“Customers in the autonomous navigation era will demand increasingly customisable entertainment options within their vehicles, which includes technological innovations such as the Separated Sound System,” said Kang-duck Ih, Research Fellow at Kia’s NVH Research Lab. “I hope by providing drivers and passengers with tailored, independent audio spaces, they will experience a more comfortable and entertaining transportation environment.”
When travelling in a vehicle equipped with next-generation SSZ technology, Kia says each passenger can connect their smartphone via Bluetooth and listen to their own music without interference from, or interfering with, other passengers’ audio streams.
When the SSZ is utilised, hands-free phone calls can also be isolated to individual passengers, ensuring privacy when having important phone conversations on the move.
Furthermore, the company says the technology can eliminate unnecessary sounds for the passenger but provide them for the driver. Navigation sounds, or various alerts allow the driver to focus on controlling the vehicle, while the SSZ system isolates these sounds, maintaining a quiet area for the other passengers.

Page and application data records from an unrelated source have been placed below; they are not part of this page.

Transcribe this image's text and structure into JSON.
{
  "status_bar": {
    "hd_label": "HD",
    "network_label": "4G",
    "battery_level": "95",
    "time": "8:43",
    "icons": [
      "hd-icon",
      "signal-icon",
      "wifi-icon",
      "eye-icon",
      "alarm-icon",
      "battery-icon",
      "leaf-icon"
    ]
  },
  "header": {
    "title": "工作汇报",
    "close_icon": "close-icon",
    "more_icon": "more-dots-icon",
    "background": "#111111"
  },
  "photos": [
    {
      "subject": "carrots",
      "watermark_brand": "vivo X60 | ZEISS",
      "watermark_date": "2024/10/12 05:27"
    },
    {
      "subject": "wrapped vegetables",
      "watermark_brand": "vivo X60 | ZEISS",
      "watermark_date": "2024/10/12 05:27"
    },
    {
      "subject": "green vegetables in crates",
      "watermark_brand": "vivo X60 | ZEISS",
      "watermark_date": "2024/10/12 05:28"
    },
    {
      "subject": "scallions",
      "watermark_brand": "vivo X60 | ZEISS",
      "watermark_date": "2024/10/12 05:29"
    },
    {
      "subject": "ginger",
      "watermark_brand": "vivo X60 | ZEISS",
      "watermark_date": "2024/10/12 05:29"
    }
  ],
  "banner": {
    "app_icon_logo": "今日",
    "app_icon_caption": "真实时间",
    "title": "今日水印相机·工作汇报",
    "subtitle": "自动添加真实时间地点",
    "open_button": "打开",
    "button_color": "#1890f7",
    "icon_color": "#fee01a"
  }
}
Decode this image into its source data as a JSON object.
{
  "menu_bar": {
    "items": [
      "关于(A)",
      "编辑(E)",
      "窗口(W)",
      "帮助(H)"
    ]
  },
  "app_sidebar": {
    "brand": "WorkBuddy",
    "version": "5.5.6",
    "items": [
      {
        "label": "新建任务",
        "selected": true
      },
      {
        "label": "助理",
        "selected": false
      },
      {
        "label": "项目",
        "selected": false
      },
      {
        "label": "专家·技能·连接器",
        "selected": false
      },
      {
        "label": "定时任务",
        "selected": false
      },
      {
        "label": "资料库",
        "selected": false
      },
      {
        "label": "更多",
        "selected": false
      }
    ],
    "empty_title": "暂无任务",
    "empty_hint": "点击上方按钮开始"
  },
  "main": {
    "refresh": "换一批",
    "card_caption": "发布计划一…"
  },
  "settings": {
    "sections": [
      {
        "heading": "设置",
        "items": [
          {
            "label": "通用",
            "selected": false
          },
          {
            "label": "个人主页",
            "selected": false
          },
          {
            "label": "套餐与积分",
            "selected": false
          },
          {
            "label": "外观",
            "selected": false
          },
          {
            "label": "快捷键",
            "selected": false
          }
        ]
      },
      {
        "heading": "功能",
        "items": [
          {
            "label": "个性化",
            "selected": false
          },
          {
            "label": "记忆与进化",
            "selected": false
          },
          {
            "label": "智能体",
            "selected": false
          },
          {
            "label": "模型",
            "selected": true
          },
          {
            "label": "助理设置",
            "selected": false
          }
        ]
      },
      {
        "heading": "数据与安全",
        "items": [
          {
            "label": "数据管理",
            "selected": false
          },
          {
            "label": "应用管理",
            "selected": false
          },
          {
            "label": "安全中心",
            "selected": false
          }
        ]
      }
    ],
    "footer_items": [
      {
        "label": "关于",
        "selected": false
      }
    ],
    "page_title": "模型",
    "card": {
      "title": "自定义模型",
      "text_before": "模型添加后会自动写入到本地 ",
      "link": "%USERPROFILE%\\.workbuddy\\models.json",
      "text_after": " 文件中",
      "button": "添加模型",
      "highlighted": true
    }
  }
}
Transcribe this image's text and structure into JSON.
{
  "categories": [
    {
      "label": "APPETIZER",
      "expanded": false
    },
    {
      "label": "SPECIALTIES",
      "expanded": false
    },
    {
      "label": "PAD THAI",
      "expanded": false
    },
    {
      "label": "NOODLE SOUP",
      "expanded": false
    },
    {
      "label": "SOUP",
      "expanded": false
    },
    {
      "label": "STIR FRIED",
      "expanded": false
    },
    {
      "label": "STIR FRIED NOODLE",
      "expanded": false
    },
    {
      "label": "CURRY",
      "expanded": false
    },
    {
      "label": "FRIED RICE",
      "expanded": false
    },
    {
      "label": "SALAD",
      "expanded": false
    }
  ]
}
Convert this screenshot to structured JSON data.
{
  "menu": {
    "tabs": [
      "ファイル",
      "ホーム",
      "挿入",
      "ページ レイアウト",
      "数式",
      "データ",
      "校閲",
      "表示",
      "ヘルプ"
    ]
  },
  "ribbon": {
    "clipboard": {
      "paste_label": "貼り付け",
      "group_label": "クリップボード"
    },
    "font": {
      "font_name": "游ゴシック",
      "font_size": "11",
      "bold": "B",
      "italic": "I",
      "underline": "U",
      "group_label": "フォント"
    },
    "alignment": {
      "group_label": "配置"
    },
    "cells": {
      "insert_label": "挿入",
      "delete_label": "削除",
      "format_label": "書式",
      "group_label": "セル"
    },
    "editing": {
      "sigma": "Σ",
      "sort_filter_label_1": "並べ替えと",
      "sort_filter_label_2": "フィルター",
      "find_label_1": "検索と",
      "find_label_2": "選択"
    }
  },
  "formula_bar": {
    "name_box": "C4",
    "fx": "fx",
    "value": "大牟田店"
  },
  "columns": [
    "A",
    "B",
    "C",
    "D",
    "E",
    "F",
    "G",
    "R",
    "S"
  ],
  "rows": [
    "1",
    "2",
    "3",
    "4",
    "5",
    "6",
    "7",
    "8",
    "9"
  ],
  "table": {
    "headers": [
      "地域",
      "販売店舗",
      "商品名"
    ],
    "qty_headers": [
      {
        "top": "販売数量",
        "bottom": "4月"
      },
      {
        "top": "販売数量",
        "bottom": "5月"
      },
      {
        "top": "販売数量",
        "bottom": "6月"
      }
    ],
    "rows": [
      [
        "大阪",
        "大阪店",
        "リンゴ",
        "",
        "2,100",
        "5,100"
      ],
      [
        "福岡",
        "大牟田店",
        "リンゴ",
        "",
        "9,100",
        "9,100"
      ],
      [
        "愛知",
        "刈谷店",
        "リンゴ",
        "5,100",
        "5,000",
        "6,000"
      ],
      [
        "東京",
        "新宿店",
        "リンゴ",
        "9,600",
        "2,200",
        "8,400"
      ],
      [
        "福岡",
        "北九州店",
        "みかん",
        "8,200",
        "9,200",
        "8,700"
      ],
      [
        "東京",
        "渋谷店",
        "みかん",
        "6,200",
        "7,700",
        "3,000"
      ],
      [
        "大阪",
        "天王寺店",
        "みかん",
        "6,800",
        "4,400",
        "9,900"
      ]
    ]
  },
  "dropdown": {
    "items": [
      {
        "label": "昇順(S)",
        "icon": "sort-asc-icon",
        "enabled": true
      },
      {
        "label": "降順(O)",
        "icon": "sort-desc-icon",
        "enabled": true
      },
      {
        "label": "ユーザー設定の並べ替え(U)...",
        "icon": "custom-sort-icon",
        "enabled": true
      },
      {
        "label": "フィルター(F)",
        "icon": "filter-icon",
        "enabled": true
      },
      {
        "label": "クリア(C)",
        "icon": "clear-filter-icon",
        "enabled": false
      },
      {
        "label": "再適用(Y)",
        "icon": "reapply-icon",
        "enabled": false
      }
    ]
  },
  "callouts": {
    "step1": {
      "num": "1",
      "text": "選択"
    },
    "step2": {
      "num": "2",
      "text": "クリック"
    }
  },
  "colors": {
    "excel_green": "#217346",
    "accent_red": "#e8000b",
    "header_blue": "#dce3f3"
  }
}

SSZ technology has been in development since 2014, and the completed mass production system is expected to be ready for installation in vehicles within one to two years.
21 Sept 2018